In 2022, WFP distributed a historic $3.26 billion in cash assistance across 72 countries. However, challenges persist in ensuring all recipients receive funds. Such obstacles include limited digital infrastructure, low data literacy, and the diversity of systems used by partners. DARTs (Data Assurance and Reconciliation Tool Simplified) is a user-friendly web app that ensures cash assistance is provided accurately and precisely, promotes WFP’s accountability to its donors, assesses program efficiency and builds trust across WFP operations.

7. Prisma

Challenges such as supply chain disruptions and limited funds can make it harder for WFP to deliver aid. These difficulties are exacerbated by the intense effort required to reconcile and analyze the vast amount of data involved in supply chain planning. Prisma acts as an operations “control tower” that gives WFP teams in different countries powerful tools for:

  • understanding the current operational context (descriptive analytics)
  • predicting future scenarios (predictive analytics)
  • and suggesting the best actions to take (prescriptive analytics).

Ultimately, Prisma enables smoother and more efficient evidence-based operational decisions.

8. Route the Meals

It can be difficult to deliver school meals to children in remote, hard-to-reach areas. Route The Meals applies mathematical models to simplify and improve the planning of delivery paths and warehouse placements.
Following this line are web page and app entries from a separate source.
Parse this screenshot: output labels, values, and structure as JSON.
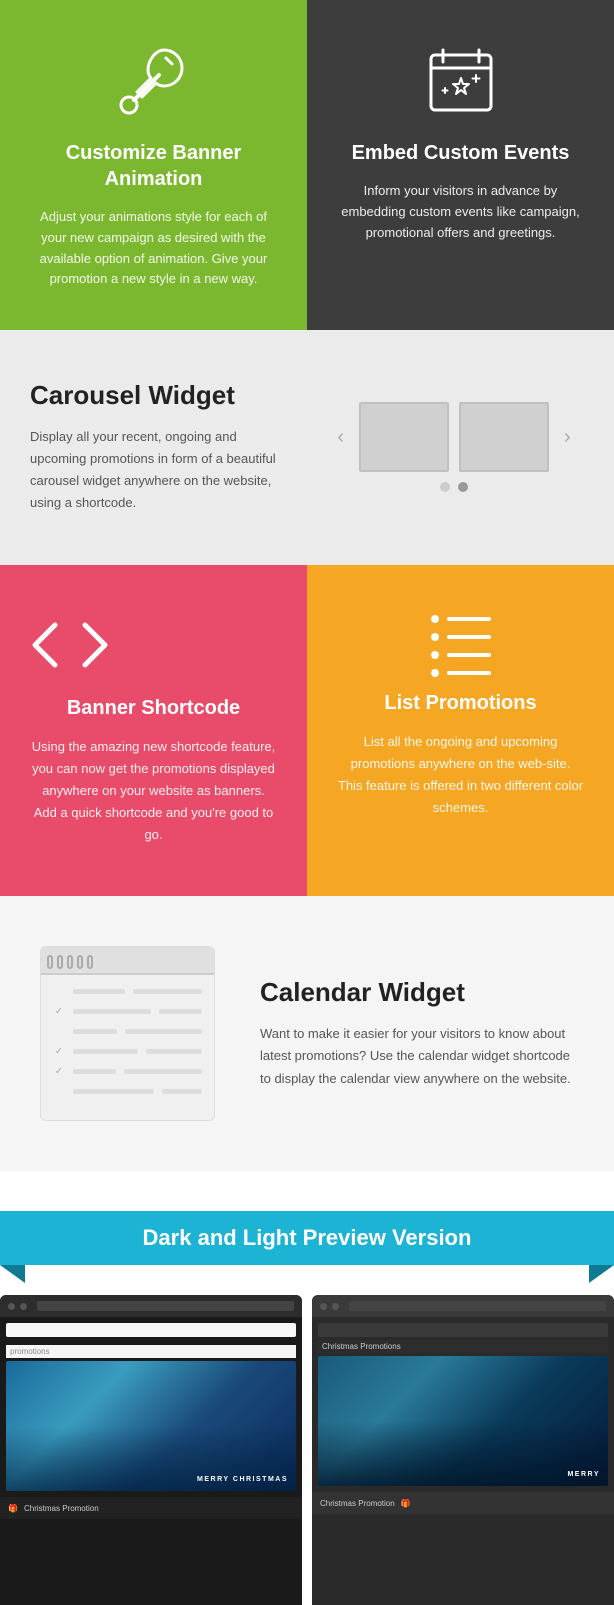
{
  "topLeft": {
    "title": "Customize Banner Animation",
    "desc": "Adjust your animations style for each of your new campaign as desired with the available option of animation. Give your promotion a new style in a new way.",
    "bgColor": "#7cb82f"
  },
  "topRight": {
    "title": "Embed Custom Events",
    "desc": "Inform your visitors in advance by embedding custom events like campaign, promotional offers and greetings.",
    "bgColor": "#3d3d3d"
  },
  "carousel": {
    "title": "Carousel Widget",
    "desc": "Display all your recent, ongoing and upcoming promotions in form of a beautiful carousel widget anywhere on the website, using a shortcode.",
    "prevArrow": "‹",
    "nextArrow": "›"
  },
  "bannerShortcode": {
    "title": "Banner Shortcode",
    "desc": "Using the amazing new shortcode feature, you can now get the promotions displayed anywhere on your website as banners. Add a quick shortcode and you're good to go.",
    "icon": "</>"
  },
  "listPromotions": {
    "title": "List Promotions",
    "desc": "List all the ongoing and upcoming promotions anywhere on the web-site. This feature is offered in two different color schemes."
  },
  "calendarWidget": {
    "title": "Calendar Widget",
    "desc": "Want to make it easier for your visitors to know about latest promotions? Use the calendar widget shortcode to display the calendar view anywhere on the website."
  },
  "previewBanner": {
    "title": "Dark and Light Preview Version"
  },
  "screenLeft": {
    "label": "promotions",
    "merrychristmas": "MERRY CHRISTMAS",
    "footer": "Christmas Promotion"
  },
  "screenRight": {
    "label": "Christmas Promotions",
    "merrychristmas": "MERRY",
    "footer": "Christmas Promotion"
  }
}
Using such models, Route The Meals aims to shorten delivery times, reduce transport costs and decrease the environmental footprint of food deliveries to ensure food reaches schools, even in far-off places, more efficiently.

School meals
Photo: Florian Grenouilleau

So far, Route the Meal has been implemented in Haiti and Benin, serving 1.7 million children.

9. Global Upstream Planning

Given the high unpredictability of WFP operations and global supply chains, it is important for WFP to make effective decisions rapidly and assess all possible scenarios to address key questions at a global scale. These questions include where to strategically store food, when to procure food and how/when to use limited resources to reach as many people in need as possible. Global Upstream Planning (GUP) is an optimization system that helps to answer these questions by consolidating WFP’s demand, supply and network data and providing quantitative insights on key planning decisions along the entire supply chain.

10. U.N. AI Mobility

The United Nations Booking Hub, managed by WFP, is a worldwide resource for many U.N. agencies. It streamlines critical travel and lodging services, including guesthouses, U.N. aircraft, and U.N. vehicles. This tool ensures the safe movement of international humanitarian groups when on emergency missions. However, it currently has a complicated manual system. The U.N. AI Mobility team aims to double the user reach in the next two years and reduce WFP’s CO2 footprint by 10 million per year.

The WFP Innovation Accelerator sources, supports and scales high-potential solutions to end hunger worldwide. It provides WFP staff, entrepreneurs, start-ups, companies, and non-governmental organizations with access to funding, mentorship, hands-on support, and WFP operations. Find out more at

This is an excerpt of an article written by Lucy Bloxham. Click here to read the full story.